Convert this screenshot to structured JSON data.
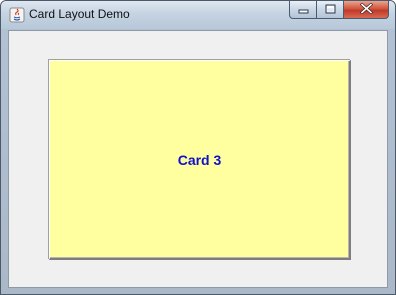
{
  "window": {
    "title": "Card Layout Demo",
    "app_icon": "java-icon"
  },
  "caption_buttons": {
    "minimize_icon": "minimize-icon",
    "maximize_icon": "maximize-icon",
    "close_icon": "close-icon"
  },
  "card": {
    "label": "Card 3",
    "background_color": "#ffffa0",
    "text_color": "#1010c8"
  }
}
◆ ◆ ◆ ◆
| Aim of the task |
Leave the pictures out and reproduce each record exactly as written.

| Answer area |
Convert this screenshot to structured JSON data.
{
  "window": {
    "title": "Card Layout Demo",
    "app_icon": "java-icon"
  },
  "caption_buttons": {
    "minimize_icon": "minimize-icon",
    "maximize_icon": "maximize-icon",
    "close_icon": "close-icon"
  },
  "card": {
    "label": "Card 3",
    "background_color": "#ffffa0",
    "text_color": "#1010c8"
  }
}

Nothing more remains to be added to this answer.